Nothing but the images is to be left out of your exact copy of the entries.

___ ENTRIES SUPPLIED

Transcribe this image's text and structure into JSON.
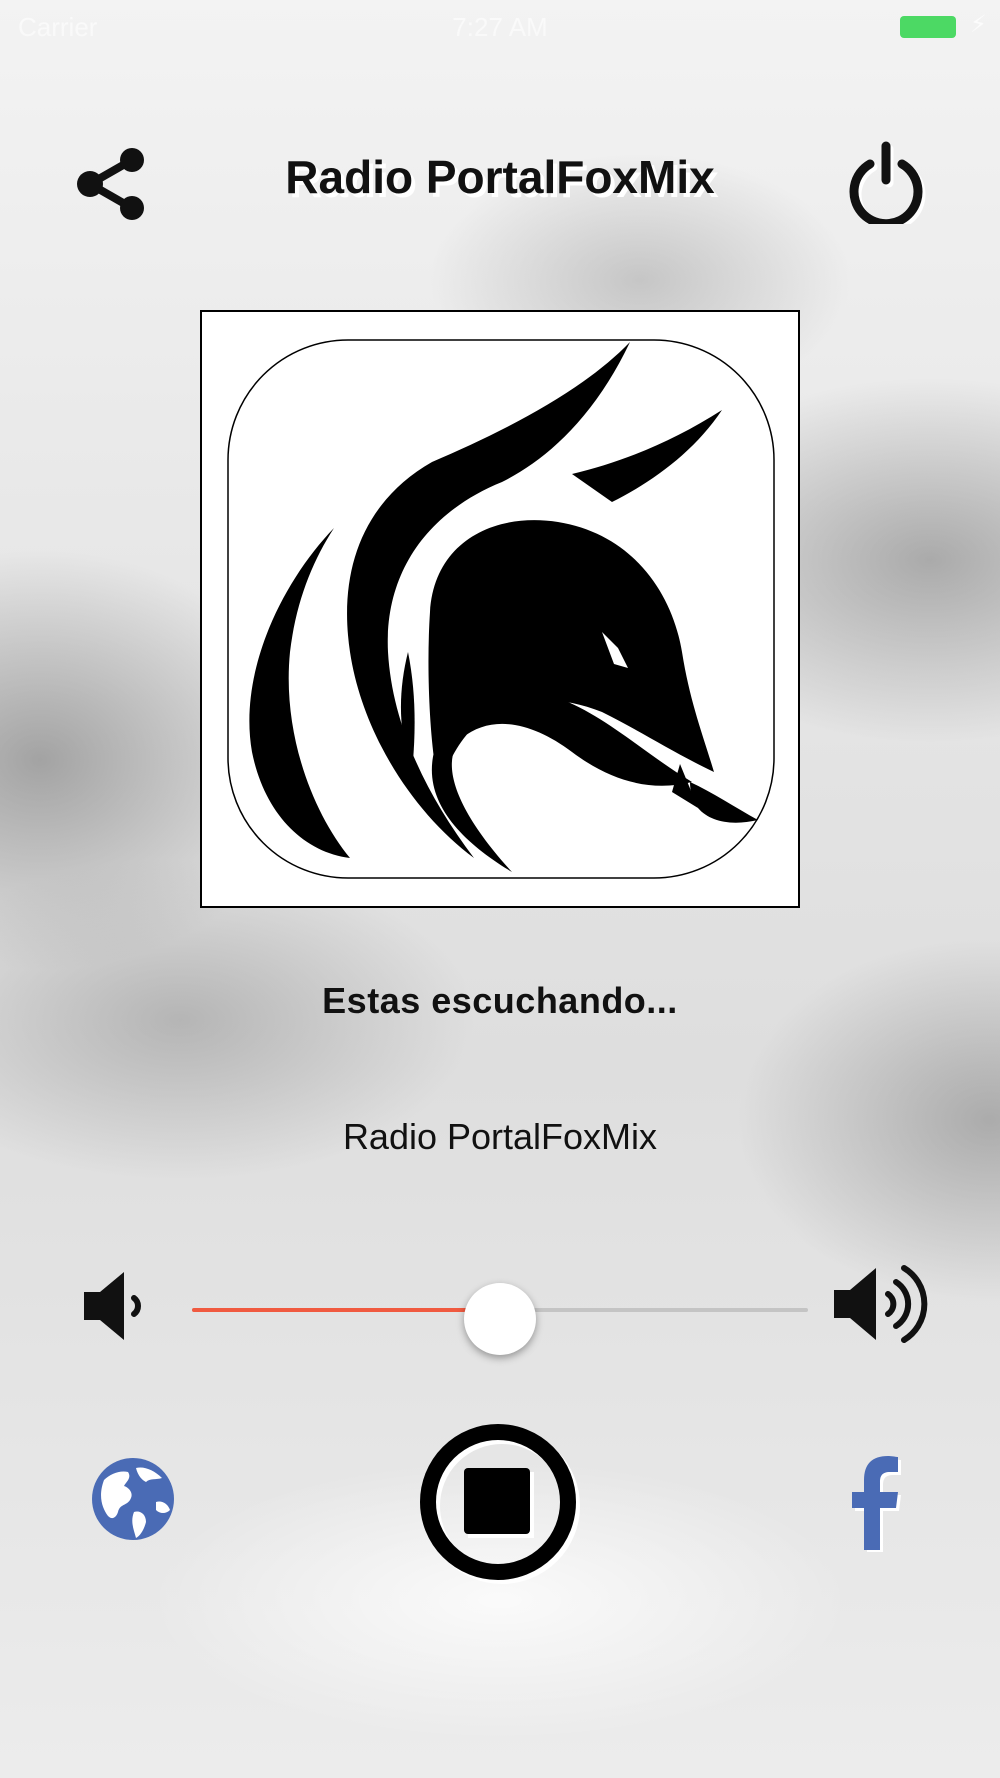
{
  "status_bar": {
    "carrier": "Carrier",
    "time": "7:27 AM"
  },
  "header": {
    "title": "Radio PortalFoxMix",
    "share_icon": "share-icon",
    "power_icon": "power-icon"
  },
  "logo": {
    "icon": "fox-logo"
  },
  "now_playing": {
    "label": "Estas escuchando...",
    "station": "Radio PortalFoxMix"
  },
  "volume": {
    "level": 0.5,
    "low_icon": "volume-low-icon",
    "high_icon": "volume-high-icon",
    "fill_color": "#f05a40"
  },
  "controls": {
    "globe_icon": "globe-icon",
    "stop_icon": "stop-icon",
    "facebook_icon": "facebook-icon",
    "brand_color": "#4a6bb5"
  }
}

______

*ANSWER TO THIS TASK*:
Transcribe this image's text and structure into JSON.
{
  "status_bar": {
    "carrier": "Carrier",
    "time": "7:27 AM"
  },
  "header": {
    "title": "Radio PortalFoxMix",
    "share_icon": "share-icon",
    "power_icon": "power-icon"
  },
  "logo": {
    "icon": "fox-logo"
  },
  "now_playing": {
    "label": "Estas escuchando...",
    "station": "Radio PortalFoxMix"
  },
  "volume": {
    "level": 0.5,
    "low_icon": "volume-low-icon",
    "high_icon": "volume-high-icon",
    "fill_color": "#f05a40"
  },
  "controls": {
    "globe_icon": "globe-icon",
    "stop_icon": "stop-icon",
    "facebook_icon": "facebook-icon",
    "brand_color": "#4a6bb5"
  }
}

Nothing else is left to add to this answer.